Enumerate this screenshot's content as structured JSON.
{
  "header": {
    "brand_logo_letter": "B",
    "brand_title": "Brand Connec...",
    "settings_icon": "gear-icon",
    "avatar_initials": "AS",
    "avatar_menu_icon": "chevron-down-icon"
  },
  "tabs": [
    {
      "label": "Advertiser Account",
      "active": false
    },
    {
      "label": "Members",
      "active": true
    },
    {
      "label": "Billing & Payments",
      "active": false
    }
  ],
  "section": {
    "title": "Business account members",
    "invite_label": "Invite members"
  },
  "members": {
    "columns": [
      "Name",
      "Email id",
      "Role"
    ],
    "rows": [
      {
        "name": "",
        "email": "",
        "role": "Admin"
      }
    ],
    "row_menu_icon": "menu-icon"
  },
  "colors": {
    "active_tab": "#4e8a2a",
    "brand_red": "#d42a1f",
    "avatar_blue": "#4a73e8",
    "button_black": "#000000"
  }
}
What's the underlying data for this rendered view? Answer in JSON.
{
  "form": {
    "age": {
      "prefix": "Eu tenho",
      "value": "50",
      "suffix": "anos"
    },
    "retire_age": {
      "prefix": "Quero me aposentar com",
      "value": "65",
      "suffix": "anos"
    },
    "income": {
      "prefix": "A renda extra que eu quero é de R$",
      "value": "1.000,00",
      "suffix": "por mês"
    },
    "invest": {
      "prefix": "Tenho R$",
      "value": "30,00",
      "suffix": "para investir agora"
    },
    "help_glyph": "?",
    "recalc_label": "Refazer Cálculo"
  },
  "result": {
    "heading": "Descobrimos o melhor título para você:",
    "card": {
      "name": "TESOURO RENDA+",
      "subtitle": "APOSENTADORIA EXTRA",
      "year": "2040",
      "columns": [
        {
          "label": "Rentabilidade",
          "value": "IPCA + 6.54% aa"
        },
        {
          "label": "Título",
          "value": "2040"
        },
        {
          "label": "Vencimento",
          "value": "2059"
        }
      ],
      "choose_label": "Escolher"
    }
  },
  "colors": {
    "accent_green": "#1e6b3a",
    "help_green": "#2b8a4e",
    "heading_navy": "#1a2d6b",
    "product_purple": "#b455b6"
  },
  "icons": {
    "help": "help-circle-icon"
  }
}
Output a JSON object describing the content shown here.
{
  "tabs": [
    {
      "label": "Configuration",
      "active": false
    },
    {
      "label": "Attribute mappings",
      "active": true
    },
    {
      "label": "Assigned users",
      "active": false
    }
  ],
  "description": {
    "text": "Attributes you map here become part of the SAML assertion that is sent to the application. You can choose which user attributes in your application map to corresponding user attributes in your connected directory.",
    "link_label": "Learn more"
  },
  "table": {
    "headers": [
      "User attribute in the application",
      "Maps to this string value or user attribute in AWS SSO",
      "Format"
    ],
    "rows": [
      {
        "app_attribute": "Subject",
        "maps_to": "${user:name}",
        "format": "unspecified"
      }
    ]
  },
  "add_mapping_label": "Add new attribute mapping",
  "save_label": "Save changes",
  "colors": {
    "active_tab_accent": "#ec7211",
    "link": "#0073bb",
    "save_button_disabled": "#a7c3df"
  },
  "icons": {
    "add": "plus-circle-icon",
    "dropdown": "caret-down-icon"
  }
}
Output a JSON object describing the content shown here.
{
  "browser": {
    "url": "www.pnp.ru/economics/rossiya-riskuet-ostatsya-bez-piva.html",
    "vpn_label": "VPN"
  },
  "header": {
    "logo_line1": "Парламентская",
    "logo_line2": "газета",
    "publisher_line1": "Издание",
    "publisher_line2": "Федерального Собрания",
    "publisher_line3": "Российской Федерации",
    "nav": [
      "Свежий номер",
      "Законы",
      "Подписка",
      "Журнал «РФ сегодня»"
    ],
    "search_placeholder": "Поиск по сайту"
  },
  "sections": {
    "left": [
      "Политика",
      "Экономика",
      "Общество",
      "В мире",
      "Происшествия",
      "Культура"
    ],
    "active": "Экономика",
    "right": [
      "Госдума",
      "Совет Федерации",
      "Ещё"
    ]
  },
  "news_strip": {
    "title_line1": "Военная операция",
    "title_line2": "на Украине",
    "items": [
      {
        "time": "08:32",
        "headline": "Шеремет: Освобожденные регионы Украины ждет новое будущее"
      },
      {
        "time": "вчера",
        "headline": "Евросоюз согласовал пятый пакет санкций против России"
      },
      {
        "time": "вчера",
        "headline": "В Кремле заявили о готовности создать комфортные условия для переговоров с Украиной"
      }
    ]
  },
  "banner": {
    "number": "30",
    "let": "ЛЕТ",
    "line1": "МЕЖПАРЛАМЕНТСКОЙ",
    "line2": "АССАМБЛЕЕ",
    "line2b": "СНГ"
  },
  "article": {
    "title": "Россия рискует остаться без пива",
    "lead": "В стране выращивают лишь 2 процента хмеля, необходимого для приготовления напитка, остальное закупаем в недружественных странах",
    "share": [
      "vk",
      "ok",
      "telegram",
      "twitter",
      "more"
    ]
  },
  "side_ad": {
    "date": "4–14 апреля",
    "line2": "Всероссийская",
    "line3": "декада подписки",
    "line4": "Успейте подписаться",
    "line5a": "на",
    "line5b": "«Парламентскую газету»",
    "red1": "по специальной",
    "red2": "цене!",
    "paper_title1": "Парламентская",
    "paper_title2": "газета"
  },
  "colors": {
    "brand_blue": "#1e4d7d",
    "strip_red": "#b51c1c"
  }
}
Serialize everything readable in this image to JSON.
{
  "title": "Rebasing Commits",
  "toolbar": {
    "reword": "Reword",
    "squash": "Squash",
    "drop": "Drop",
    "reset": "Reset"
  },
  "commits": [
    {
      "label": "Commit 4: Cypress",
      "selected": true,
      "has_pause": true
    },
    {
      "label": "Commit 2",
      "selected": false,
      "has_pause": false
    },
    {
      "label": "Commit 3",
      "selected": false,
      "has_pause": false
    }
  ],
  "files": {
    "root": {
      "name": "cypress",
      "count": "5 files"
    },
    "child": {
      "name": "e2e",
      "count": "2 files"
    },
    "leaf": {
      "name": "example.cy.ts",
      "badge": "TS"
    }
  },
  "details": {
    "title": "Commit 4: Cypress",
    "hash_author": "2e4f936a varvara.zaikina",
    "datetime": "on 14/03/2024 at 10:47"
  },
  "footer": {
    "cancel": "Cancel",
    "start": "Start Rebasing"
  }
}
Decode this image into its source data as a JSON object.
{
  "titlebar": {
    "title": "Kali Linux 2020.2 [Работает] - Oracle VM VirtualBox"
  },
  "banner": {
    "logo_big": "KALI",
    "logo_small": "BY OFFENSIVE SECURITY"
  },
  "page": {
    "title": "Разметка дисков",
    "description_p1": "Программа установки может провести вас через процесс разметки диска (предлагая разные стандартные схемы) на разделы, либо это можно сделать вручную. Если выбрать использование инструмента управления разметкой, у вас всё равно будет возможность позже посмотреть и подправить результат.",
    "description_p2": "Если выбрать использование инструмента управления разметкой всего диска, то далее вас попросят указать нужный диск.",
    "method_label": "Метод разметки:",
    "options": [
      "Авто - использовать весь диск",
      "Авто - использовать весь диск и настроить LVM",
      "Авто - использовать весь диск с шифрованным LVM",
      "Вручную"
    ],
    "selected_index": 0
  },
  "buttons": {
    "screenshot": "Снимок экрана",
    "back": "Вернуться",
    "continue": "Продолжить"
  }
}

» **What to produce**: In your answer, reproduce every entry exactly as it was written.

» **Solution to the problem**:
Enumerate this screenshot's content as structured JSON.
{
  "header": {
    "brand_logo_letter": "B",
    "brand_title": "Brand Connec...",
    "settings_icon": "gear-icon",
    "avatar_initials": "AS",
    "avatar_menu_icon": "chevron-down-icon"
  },
  "tabs": [
    {
      "label": "Advertiser Account",
      "active": false
    },
    {
      "label": "Members",
      "active": true
    },
    {
      "label": "Billing & Payments",
      "active": false
    }
  ],
  "section": {
    "title": "Business account members",
    "invite_label": "Invite members"
  },
  "members": {
    "columns": [
      "Name",
      "Email id",
      "Role"
    ],
    "rows": [
      {
        "name": "",
        "email": "",
        "role": "Admin"
      }
    ],
    "row_menu_icon": "menu-icon"
  },
  "colors": {
    "active_tab": "#4e8a2a",
    "brand_red": "#d42a1f",
    "avatar_blue": "#4a73e8",
    "button_black": "#000000"
  }
}
What's the underlying data for this rendered view? Answer in JSON.
{
  "form": {
    "age": {
      "prefix": "Eu tenho",
      "value": "50",
      "suffix": "anos"
    },
    "retire_age": {
      "prefix": "Quero me aposentar com",
      "value": "65",
      "suffix": "anos"
    },
    "income": {
      "prefix": "A renda extra que eu quero é de R$",
      "value": "1.000,00",
      "suffix": "por mês"
    },
    "invest": {
      "prefix": "Tenho R$",
      "value": "30,00",
      "suffix": "para investir agora"
    },
    "help_glyph": "?",
    "recalc_label": "Refazer Cálculo"
  },
  "result": {
    "heading": "Descobrimos o melhor título para você:",
    "card": {
      "name": "TESOURO RENDA+",
      "subtitle": "APOSENTADORIA EXTRA",
      "year": "2040",
      "columns": [
        {
          "label": "Rentabilidade",
          "value": "IPCA + 6.54% aa"
        },
        {
          "label": "Título",
          "value": "2040"
        },
        {
          "label": "Vencimento",
          "value": "2059"
        }
      ],
      "choose_label": "Escolher"
    }
  },
  "colors": {
    "accent_green": "#1e6b3a",
    "help_green": "#2b8a4e",
    "heading_navy": "#1a2d6b",
    "product_purple": "#b455b6"
  },
  "icons": {
    "help": "help-circle-icon"
  }
}
Output a JSON object describing the content shown here.
{
  "tabs": [
    {
      "label": "Configuration",
      "active": false
    },
    {
      "label": "Attribute mappings",
      "active": true
    },
    {
      "label": "Assigned users",
      "active": false
    }
  ],
  "description": {
    "text": "Attributes you map here become part of the SAML assertion that is sent to the application. You can choose which user attributes in your application map to corresponding user attributes in your connected directory.",
    "link_label": "Learn more"
  },
  "table": {
    "headers": [
      "User attribute in the application",
      "Maps to this string value or user attribute in AWS SSO",
      "Format"
    ],
    "rows": [
      {
        "app_attribute": "Subject",
        "maps_to": "${user:name}",
        "format": "unspecified"
      }
    ]
  },
  "add_mapping_label": "Add new attribute mapping",
  "save_label": "Save changes",
  "colors": {
    "active_tab_accent": "#ec7211",
    "link": "#0073bb",
    "save_button_disabled": "#a7c3df"
  },
  "icons": {
    "add": "plus-circle-icon",
    "dropdown": "caret-down-icon"
  }
}
Output a JSON object describing the content shown here.
{
  "browser": {
    "url": "www.pnp.ru/economics/rossiya-riskuet-ostatsya-bez-piva.html",
    "vpn_label": "VPN"
  },
  "header": {
    "logo_line1": "Парламентская",
    "logo_line2": "газета",
    "publisher_line1": "Издание",
    "publisher_line2": "Федерального Собрания",
    "publisher_line3": "Российской Федерации",
    "nav": [
      "Свежий номер",
      "Законы",
      "Подписка",
      "Журнал «РФ сегодня»"
    ],
    "search_placeholder": "Поиск по сайту"
  },
  "sections": {
    "left": [
      "Политика",
      "Экономика",
      "Общество",
      "В мире",
      "Происшествия",
      "Культура"
    ],
    "active": "Экономика",
    "right": [
      "Госдума",
      "Совет Федерации",
      "Ещё"
    ]
  },
  "news_strip": {
    "title_line1": "Военная операция",
    "title_line2": "на Украине",
    "items": [
      {
        "time": "08:32",
        "headline": "Шеремет: Освобожденные регионы Украины ждет новое будущее"
      },
      {
        "time": "вчера",
        "headline": "Евросоюз согласовал пятый пакет санкций против России"
      },
      {
        "time": "вчера",
        "headline": "В Кремле заявили о готовности создать комфортные условия для переговоров с Украиной"
      }
    ]
  },
  "banner": {
    "number": "30",
    "let": "ЛЕТ",
    "line1": "МЕЖПАРЛАМЕНТСКОЙ",
    "line2": "АССАМБЛЕЕ",
    "line2b": "СНГ"
  },
  "article": {
    "title": "Россия рискует остаться без пива",
    "lead": "В стране выращивают лишь 2 процента хмеля, необходимого для приготовления напитка, остальное закупаем в недружественных странах",
    "share": [
      "vk",
      "ok",
      "telegram",
      "twitter",
      "more"
    ]
  },
  "side_ad": {
    "date": "4–14 апреля",
    "line2": "Всероссийская",
    "line3": "декада подписки",
    "line4": "Успейте подписаться",
    "line5a": "на",
    "line5b": "«Парламентскую газету»",
    "red1": "по специальной",
    "red2": "цене!",
    "paper_title1": "Парламентская",
    "paper_title2": "газета"
  },
  "colors": {
    "brand_blue": "#1e4d7d",
    "strip_red": "#b51c1c"
  }
}
Serialize everything readable in this image to JSON.
{
  "title": "Rebasing Commits",
  "toolbar": {
    "reword": "Reword",
    "squash": "Squash",
    "drop": "Drop",
    "reset": "Reset"
  },
  "commits": [
    {
      "label": "Commit 4: Cypress",
      "selected": true,
      "has_pause": true
    },
    {
      "label": "Commit 2",
      "selected": false,
      "has_pause": false
    },
    {
      "label": "Commit 3",
      "selected": false,
      "has_pause": false
    }
  ],
  "files": {
    "root": {
      "name": "cypress",
      "count": "5 files"
    },
    "child": {
      "name": "e2e",
      "count": "2 files"
    },
    "leaf": {
      "name": "example.cy.ts",
      "badge": "TS"
    }
  },
  "details": {
    "title": "Commit 4: Cypress",
    "hash_author": "2e4f936a varvara.zaikina",
    "datetime": "on 14/03/2024 at 10:47"
  },
  "footer": {
    "cancel": "Cancel",
    "start": "Start Rebasing"
  }
}
Decode this image into its source data as a JSON object.
{
  "titlebar": {
    "title": "Kali Linux 2020.2 [Работает] - Oracle VM VirtualBox"
  },
  "banner": {
    "logo_big": "KALI",
    "logo_small": "BY OFFENSIVE SECURITY"
  },
  "page": {
    "title": "Разметка дисков",
    "description_p1": "Программа установки может провести вас через процесс разметки диска (предлагая разные стандартные схемы) на разделы, либо это можно сделать вручную. Если выбрать использование инструмента управления разметкой, у вас всё равно будет возможность позже посмотреть и подправить результат.",
    "description_p2": "Если выбрать использование инструмента управления разметкой всего диска, то далее вас попросят указать нужный диск.",
    "method_label": "Метод разметки:",
    "options": [
      "Авто - использовать весь диск",
      "Авто - использовать весь диск и настроить LVM",
      "Авто - использовать весь диск с шифрованным LVM",
      "Вручную"
    ],
    "selected_index": 0
  },
  "buttons": {
    "screenshot": "Снимок экрана",
    "back": "Вернуться",
    "continue": "Продолжить"
  }
}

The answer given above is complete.